The consensus seems to be that a good slope to aim for when grading land extending out from a house foundation is about 6 inches for the first 10 feet (that's a slope of 5 percent). Many professionals grade land successfully using a lesser slope than that; but those who wish to be on the safe side err on in the direction of greater slope.
But how do you find the slope of a stretch of land, to begin with (so you'll know if the slope needs to be adjusted)? Rather than boring you with a fancy formula with "X" and "Y" in it, used to determine slope, let's take more of a hands-on approach to land grading.
To find the slope away from your foundation, you'll need
- String (at least 12 feet long)
- 2 stakes, and something to pound them into the ground
- String level
- Tape measure
How Much Slope?
Using the above supplies, take the following steps to determine if sufficient slope currently exists:
- Tie one end of the string loosely around stake A.

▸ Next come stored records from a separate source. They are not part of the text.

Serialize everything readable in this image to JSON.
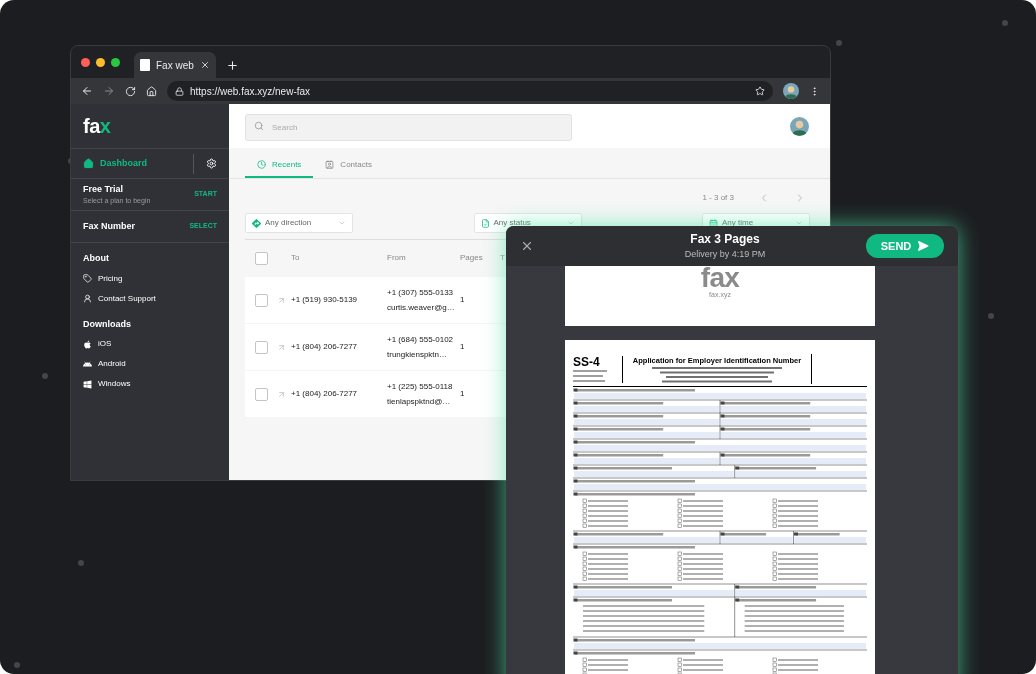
{
  "browser": {
    "tab_title": "Fax web",
    "url": "https://web.fax.xyz/new-fax"
  },
  "sidebar": {
    "logo": [
      "fa",
      "x"
    ],
    "nav": [
      {
        "label": "Dashboard",
        "selected": true
      }
    ],
    "plans": [
      {
        "title": "Free Trial",
        "subtitle": "Select a plan to begin",
        "action": "START"
      },
      {
        "title": "Fax Number",
        "action": "SELECT"
      }
    ],
    "sections": [
      {
        "heading": "About",
        "items": [
          {
            "label": "Pricing",
            "kind": "tag"
          },
          {
            "label": "Contact Support",
            "kind": "person"
          }
        ]
      },
      {
        "heading": "Downloads",
        "items": [
          {
            "label": "iOS",
            "kind": "apple"
          },
          {
            "label": "Android",
            "kind": "android"
          },
          {
            "label": "Windows",
            "kind": "windows"
          }
        ]
      }
    ]
  },
  "search": {
    "placeholder": "Search"
  },
  "tabs": [
    {
      "label": "Recents",
      "kind": "clock",
      "selected": true
    },
    {
      "label": "Contacts",
      "kind": "contact",
      "selected": false
    }
  ],
  "pagination": "1 - 3 of 3",
  "filters": [
    {
      "label": "Any direction",
      "kind": "direction"
    },
    {
      "label": "Any status",
      "kind": "status"
    },
    {
      "label": "Any time",
      "kind": "time"
    }
  ],
  "table": {
    "header_checked": false,
    "columns": [
      "To",
      "From",
      "Pages",
      "T"
    ],
    "rows": [
      {
        "checked": false,
        "to": "+1 (519) 930-5139",
        "from": "+1 (307) 555-0133",
        "email": "curtis.weaver@g…",
        "pages": "1"
      },
      {
        "checked": false,
        "to": "+1 (804) 206-7277",
        "from": "+1 (684) 555-0102",
        "email": "trungkienspktn…",
        "pages": "1"
      },
      {
        "checked": false,
        "to": "+1 (804) 206-7277",
        "from": "+1 (225) 555-0118",
        "email": "tienlapspktnd@…",
        "pages": "1"
      }
    ]
  },
  "modal": {
    "title": "Fax 3 Pages",
    "subtitle": "Delivery by 4:19 PM",
    "send": "SEND",
    "cover": {
      "logo": "fax",
      "site": "fax.xyz"
    },
    "form": {
      "number": "SS-4",
      "title": "Application for Employer Identification Number"
    }
  }
}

- Pound stake A into the ground right near your foundation
- Slide the string down stake A, so that it rests at ground level
- Tie the other end of the string loosely around stake b.
- Now measure out 10 feet down the slope from stake A, and pound stake B into the ground there (if there's excess string, just wrap it around stake B). The string between the stakes should be fairly taut, but still adjustable.
- Slide the string up or down stake B, so as to make it roughly level.
- Put the string level on the string, at about the mid-point between the stakes.
- Now adjust the string up or down on stake B, so as to make it exactly level.
- Measure the distance from the string on stake B to the ground. Is the measurement 6 inches or more?
Do You Need to Re-Grade the Land?
The slope measurement you just took will determine whether or not you need to re-grade this land:
- If the measurement is 6 inches or more, you have a perfect slope -- no need for land grading here!
- If not, you'll need to re-grade the land by adding fill near the foundation and tamping it down; after which you can check the new slope by repeating the steps above.